Task to complete
An exact copy of all the data is required, with pictures left out.

Input records
-*-

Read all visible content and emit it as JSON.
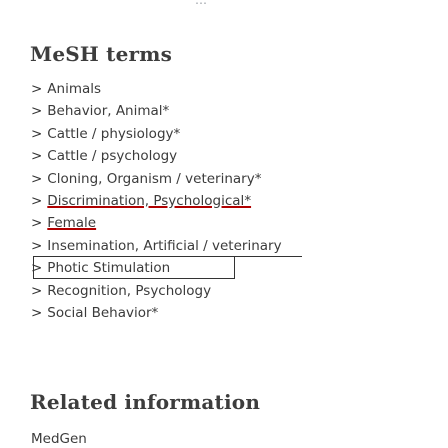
{
  "top_indicator": "⋯",
  "mesh_section": {
    "heading": "MeSH terms",
    "items": [
      {
        "label": "Animals"
      },
      {
        "label": "Behavior, Animal*"
      },
      {
        "label": "Cattle / physiology*"
      },
      {
        "label": "Cattle / psychology"
      },
      {
        "label": "Cloning, Organism / veterinary*"
      },
      {
        "label": "Discrimination, Psychological*"
      },
      {
        "label": "Female"
      },
      {
        "label": "Insemination, Artificial / veterinary"
      },
      {
        "label": "Photic Stimulation"
      },
      {
        "label": "Recognition, Psychology"
      },
      {
        "label": "Social Behavior*"
      }
    ]
  },
  "related_section": {
    "heading": "Related information",
    "links": [
      {
        "label": "MedGen"
      }
    ]
  },
  "colors": {
    "heading": "#3d3d3d",
    "text": "#3b3b3b",
    "highlight_underline": "#b00000"
  }
}
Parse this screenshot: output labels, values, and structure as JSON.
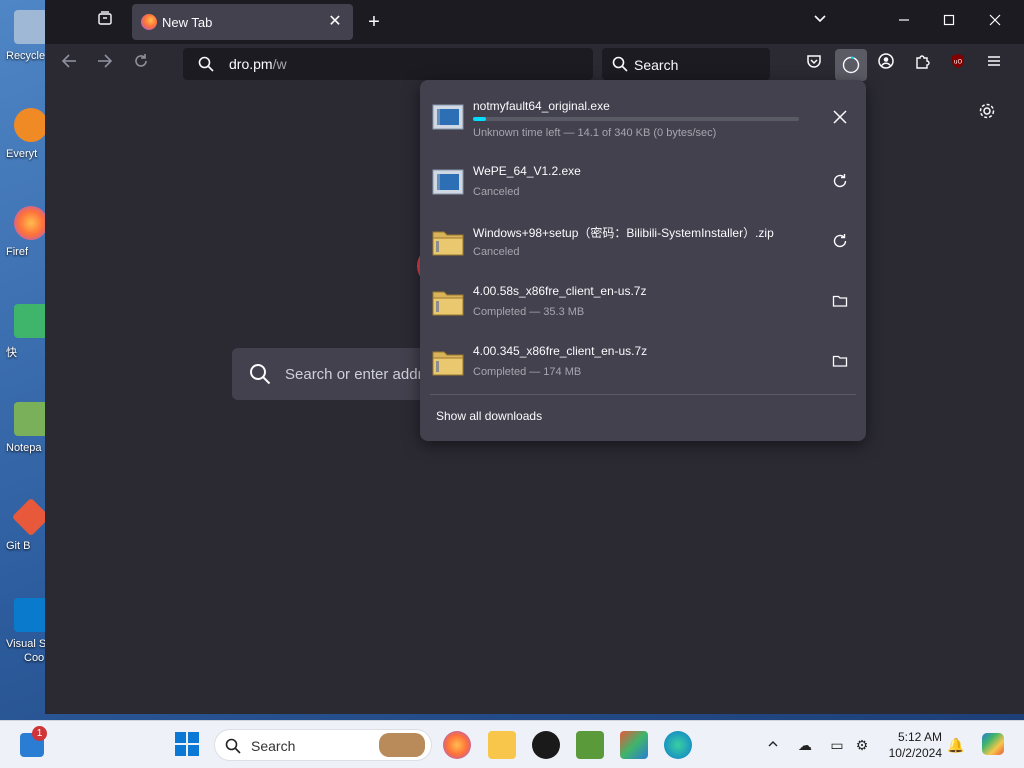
{
  "desktop": {
    "icons": [
      {
        "label": "Recycle",
        "color": "#9fb8d6"
      },
      {
        "label": "Everyt",
        "color": "#f08a24"
      },
      {
        "label": "Firef",
        "color": "#ff7139"
      },
      {
        "label": "快",
        "color": "#3fb56b"
      },
      {
        "label": "Notepa",
        "color": "#7ab05a"
      },
      {
        "label": "Git B",
        "color": "#e8583a"
      },
      {
        "label": "Visual S",
        "color": "#0a7acc"
      }
    ],
    "last_icon_line2": "Coo"
  },
  "browser": {
    "tab": {
      "title": "New Tab"
    },
    "url": {
      "host": "dro.pm",
      "path": "/w"
    },
    "search_placeholder": "Search",
    "newtab_search_placeholder": "Search or enter addr"
  },
  "downloads": {
    "items": [
      {
        "name": "notmyfault64_original.exe",
        "status": "Unknown time left — 14.1 of 340 KB (0 bytes/sec)",
        "action_icon": "close-icon",
        "kind": "exe",
        "progress": 0.04
      },
      {
        "name": "WePE_64_V1.2.exe",
        "status": "Canceled",
        "action_icon": "retry-icon",
        "kind": "exe"
      },
      {
        "name": "Windows+98+setup（密码：Bilibili-SystemInstaller）.zip",
        "status": "Canceled",
        "action_icon": "retry-icon",
        "kind": "archive"
      },
      {
        "name": "4.00.58s_x86fre_client_en-us.7z",
        "status": "Completed — 35.3 MB",
        "action_icon": "folder-icon",
        "kind": "archive"
      },
      {
        "name": "4.00.345_x86fre_client_en-us.7z",
        "status": "Completed — 174 MB",
        "action_icon": "folder-icon",
        "kind": "archive"
      }
    ],
    "show_all": "Show all downloads"
  },
  "taskbar": {
    "search_placeholder": "Search",
    "widget_badge": "1",
    "time": "5:12 AM",
    "date": "10/2/2024"
  },
  "colors": {
    "accent": "#00ddff",
    "panel": "#42414d",
    "toolbar": "#2b2a33"
  }
}
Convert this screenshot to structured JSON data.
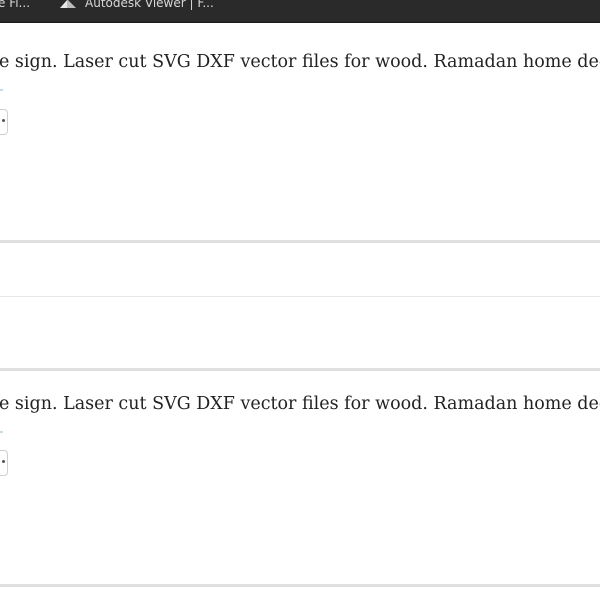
{
  "bookmarks_bar": {
    "items": [
      {
        "label": "e Fi..."
      },
      {
        "label": "Autodesk Viewer | F...",
        "icon": "autodesk-icon"
      }
    ]
  },
  "listings": [
    {
      "title": "e sign. Laser cut SVG DXF vector files for wood. Ramadan home decor"
    },
    {
      "title": "e sign. Laser cut SVG DXF vector files for wood. Ramadan home decor"
    }
  ],
  "colors": {
    "topbar": "#2a2a2a",
    "text": "#222222",
    "separator": "#e0e0e0",
    "background": "#ffffff"
  }
}
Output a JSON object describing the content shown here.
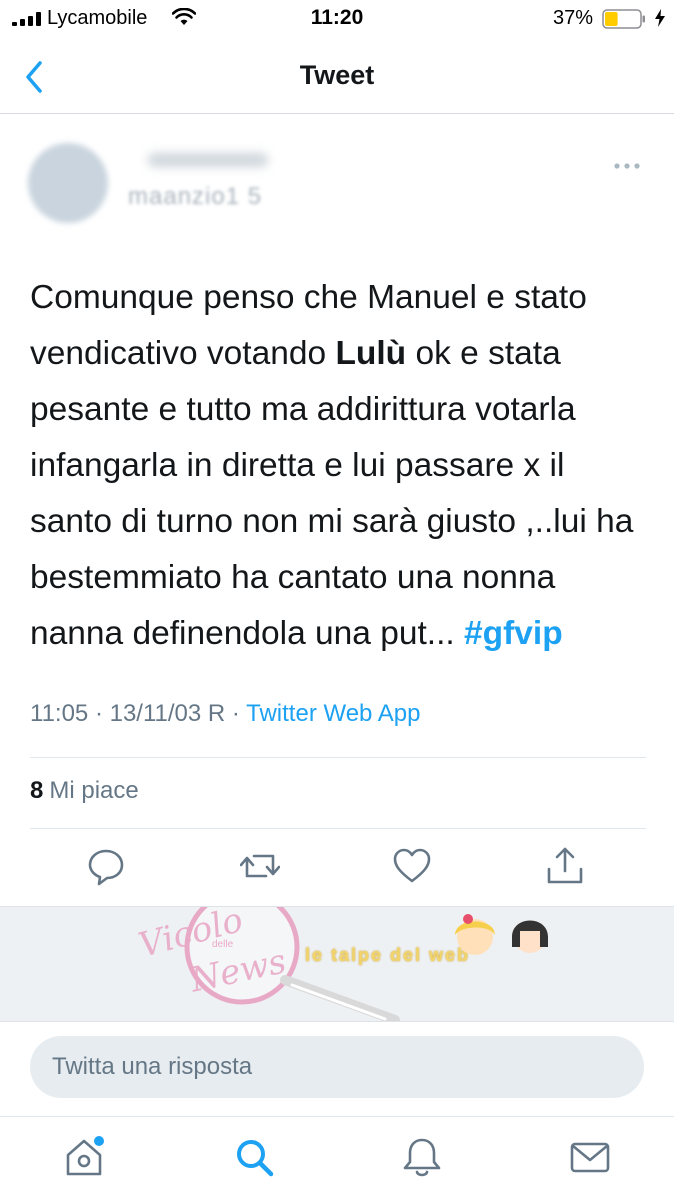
{
  "status_bar": {
    "carrier": "Lycamobile",
    "time": "11:20",
    "battery_percent": "37%",
    "battery_level": 0.37,
    "icons": [
      "signal-icon",
      "wifi-icon",
      "battery-icon",
      "charging-icon"
    ]
  },
  "nav": {
    "title": "Tweet",
    "back_icon": "chevron-left-icon"
  },
  "tweet": {
    "author_handle_visible": "maanzio1 5",
    "text_before": "Comunque penso che Manuel e stato vendicativo votando ",
    "text_bold": "Lulù",
    "text_after": " ok e stata pesante e tutto ma addirittura votarla infangarla in diretta e lui passare x il santo di turno non mi sarà giusto ,..lui ha bestemmiato ha cantato una nonna nanna definendola una put... ",
    "hashtag": "#gfvip",
    "meta_time": "11:05 · 13/11/03 R · ",
    "meta_source": "Twitter Web App",
    "likes_count": "8",
    "likes_label": "Mi piace",
    "actions": [
      "reply-icon",
      "retweet-icon",
      "like-icon",
      "share-icon"
    ],
    "more_icon": "more-icon"
  },
  "watermark": {
    "script_top": "Vicolo",
    "script_small": "delle",
    "script_bottom": "News",
    "site": "le talpe del web"
  },
  "reply": {
    "placeholder": "Twitta una risposta"
  },
  "tab_bar": {
    "items": [
      "home-icon",
      "search-icon",
      "notifications-icon",
      "messages-icon"
    ],
    "active": "search-icon",
    "home_has_badge": true
  },
  "colors": {
    "accent": "#1da1f2",
    "text": "#14171a",
    "secondary": "#657786",
    "battery": "#ffcc00"
  }
}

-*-

Worked solution
Read all visible content and emit it as JSON.
{
  "top_indicator": "⋯",
  "mesh_section": {
    "heading": "MeSH terms",
    "items": [
      {
        "label": "Animals"
      },
      {
        "label": "Behavior, Animal*"
      },
      {
        "label": "Cattle / physiology*"
      },
      {
        "label": "Cattle / psychology"
      },
      {
        "label": "Cloning, Organism / veterinary*"
      },
      {
        "label": "Discrimination, Psychological*"
      },
      {
        "label": "Female"
      },
      {
        "label": "Insemination, Artificial / veterinary"
      },
      {
        "label": "Photic Stimulation"
      },
      {
        "label": "Recognition, Psychology"
      },
      {
        "label": "Social Behavior*"
      }
    ]
  },
  "related_section": {
    "heading": "Related information",
    "links": [
      {
        "label": "MedGen"
      }
    ]
  },
  "colors": {
    "heading": "#3d3d3d",
    "text": "#3b3b3b",
    "highlight_underline": "#b00000"
  }
}
Parse this screenshot: output labels, values, and structure as JSON.
{
  "desktop": {
    "icons": [
      {
        "label": "Recycle",
        "color": "#9fb8d6"
      },
      {
        "label": "Everyt",
        "color": "#f08a24"
      },
      {
        "label": "Firef",
        "color": "#ff7139"
      },
      {
        "label": "快",
        "color": "#3fb56b"
      },
      {
        "label": "Notepa",
        "color": "#7ab05a"
      },
      {
        "label": "Git B",
        "color": "#e8583a"
      },
      {
        "label": "Visual S",
        "color": "#0a7acc"
      }
    ],
    "last_icon_line2": "Coo"
  },
  "browser": {
    "tab": {
      "title": "New Tab"
    },
    "url": {
      "host": "dro.pm",
      "path": "/w"
    },
    "search_placeholder": "Search",
    "newtab_search_placeholder": "Search or enter addr"
  },
  "downloads": {
    "items": [
      {
        "name": "notmyfault64_original.exe",
        "status": "Unknown time left — 14.1 of 340 KB (0 bytes/sec)",
        "action_icon": "close-icon",
        "kind": "exe",
        "progress": 0.04
      },
      {
        "name": "WePE_64_V1.2.exe",
        "status": "Canceled",
        "action_icon": "retry-icon",
        "kind": "exe"
      },
      {
        "name": "Windows+98+setup（密码：Bilibili-SystemInstaller）.zip",
        "status": "Canceled",
        "action_icon": "retry-icon",
        "kind": "archive"
      },
      {
        "name": "4.00.58s_x86fre_client_en-us.7z",
        "status": "Completed — 35.3 MB",
        "action_icon": "folder-icon",
        "kind": "archive"
      },
      {
        "name": "4.00.345_x86fre_client_en-us.7z",
        "status": "Completed — 174 MB",
        "action_icon": "folder-icon",
        "kind": "archive"
      }
    ],
    "show_all": "Show all downloads"
  },
  "taskbar": {
    "search_placeholder": "Search",
    "widget_badge": "1",
    "time": "5:12 AM",
    "date": "10/2/2024"
  },
  "colors": {
    "accent": "#00ddff",
    "panel": "#42414d",
    "toolbar": "#2b2a33"
  }
}
Convert this screenshot to structured JSON data.
{
  "bookmarks_bar": {
    "items": [
      {
        "label": "e Fi..."
      },
      {
        "label": "Autodesk Viewer | F...",
        "icon": "autodesk-icon"
      }
    ]
  },
  "listings": [
    {
      "title": "e sign. Laser cut SVG DXF vector files for wood. Ramadan home decor"
    },
    {
      "title": "e sign. Laser cut SVG DXF vector files for wood. Ramadan home decor"
    }
  ],
  "colors": {
    "topbar": "#2a2a2a",
    "text": "#222222",
    "separator": "#e0e0e0",
    "background": "#ffffff"
  }
}
Output a JSON object describing the content shown here.
{
  "status_bar": {
    "carrier": "Lycamobile",
    "time": "11:20",
    "battery_percent": "37%",
    "battery_level": 0.37,
    "icons": [
      "signal-icon",
      "wifi-icon",
      "battery-icon",
      "charging-icon"
    ]
  },
  "nav": {
    "title": "Tweet",
    "back_icon": "chevron-left-icon"
  },
  "tweet": {
    "author_handle_visible": "maanzio1 5",
    "text_before": "Comunque penso che Manuel e stato vendicativo votando ",
    "text_bold": "Lulù",
    "text_after": " ok e stata pesante e tutto ma addirittura votarla infangarla in diretta e lui passare x il santo di turno non mi sarà giusto ,..lui ha bestemmiato ha cantato una nonna nanna definendola una put... ",
    "hashtag": "#gfvip",
    "meta_time": "11:05 · 13/11/03 R · ",
    "meta_source": "Twitter Web App",
    "likes_count": "8",
    "likes_label": "Mi piace",
    "actions": [
      "reply-icon",
      "retweet-icon",
      "like-icon",
      "share-icon"
    ],
    "more_icon": "more-icon"
  },
  "watermark": {
    "script_top": "Vicolo",
    "script_small": "delle",
    "script_bottom": "News",
    "site": "le talpe del web"
  },
  "reply": {
    "placeholder": "Twitta una risposta"
  },
  "tab_bar": {
    "items": [
      "home-icon",
      "search-icon",
      "notifications-icon",
      "messages-icon"
    ],
    "active": "search-icon",
    "home_has_badge": true
  },
  "colors": {
    "accent": "#1da1f2",
    "text": "#14171a",
    "secondary": "#657786",
    "battery": "#ffcc00"
  }
}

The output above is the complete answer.